Two key challenges I have faced working virtually rather than face-to-face are (1) coming together as a cohesive group, and (2) staying motivated and accountable. Fortunately, I had the opportunity to take a class on virtual teams this spring and also to practice different techniques for working virtually with two other team members throughout this process. We paired a few face-to-face meetings with a number of virtual ones, and over the first few weeks of practicing our virtual team skills, we learned three key things:

  1. Importance of shared goals: Because we all came together with a shared goal—doing our very best work to succeed in learning skills for working virtually—the work we performed was easier to accomplish than teams I’ve worked with in the past where members were working with cross purposes and hidden agendas. I believe that establishing a purpose that all team members share is an essential first step to creating a high performing virtual team.
  2. Essential role of a leader: Even with a small group of only three members, our team decided to appoint a leader for each meeting, a role that rotated every week. This person set the agenda, led the meeting, and wrote-up the notes. We found that having this type of structure was essential, even with a small group. Too often I have worked on virtual teams where everyone provides input, but no one provides leadership. Having this role set for each team meeting provided a valuable sense of accountability for all team members.
  3. Learning to trust by establishing group norms: Finally, I have found in my past team experiences that learning to trust the others is essential to allowing everyone to work efficiently, and trust is particularly important when working virtually. In order to establish trust for our virtual team, we began by putting together a team charter that outlined our work boundaries and operating norms. This was a detailed document with information about each team member’s schedule, working style, and skills.

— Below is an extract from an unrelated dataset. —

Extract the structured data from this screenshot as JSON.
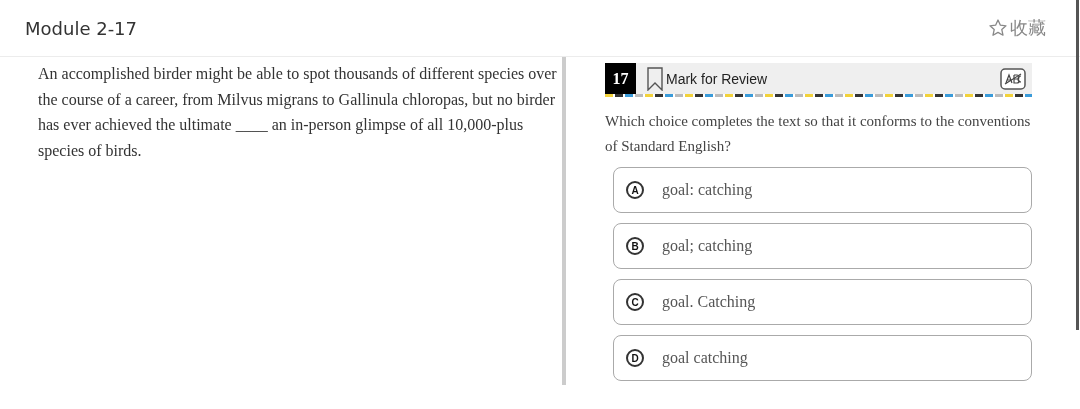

We also established norms for when and how we would meet, how we would share and edit documents, and how to provide feedback.

At first, this process seemed tedious and unnecessary; however, after only a few days of working together I learned how valuable this team charter was in establishing trust. In the past, I have found it difficult to rely on others with whom I have no relationship or track record. For example, I wonder if their work will be up to certain standards, or whether they will meet deadlines and communicate effectively. The norms and team standards that we put in place greatly alleviated this fear for me. Plus, since each team member performed exactly as we had discussed, we found working together to be productive and enjoyable, especially because I learned to trust my teammates much faster than in the past.

In conclusion, establishing an efficient, high functioning virtual team requires shared goals, clear leadership, and trust.

Note: An in-depth resource that provides more information about working virtually is The Handbook of High Performance Virtual Teams: A Toolkit for Collaborating Across Boundaries, by Nemiro, Beyerlein, Bradley and Beyerlein, 2008.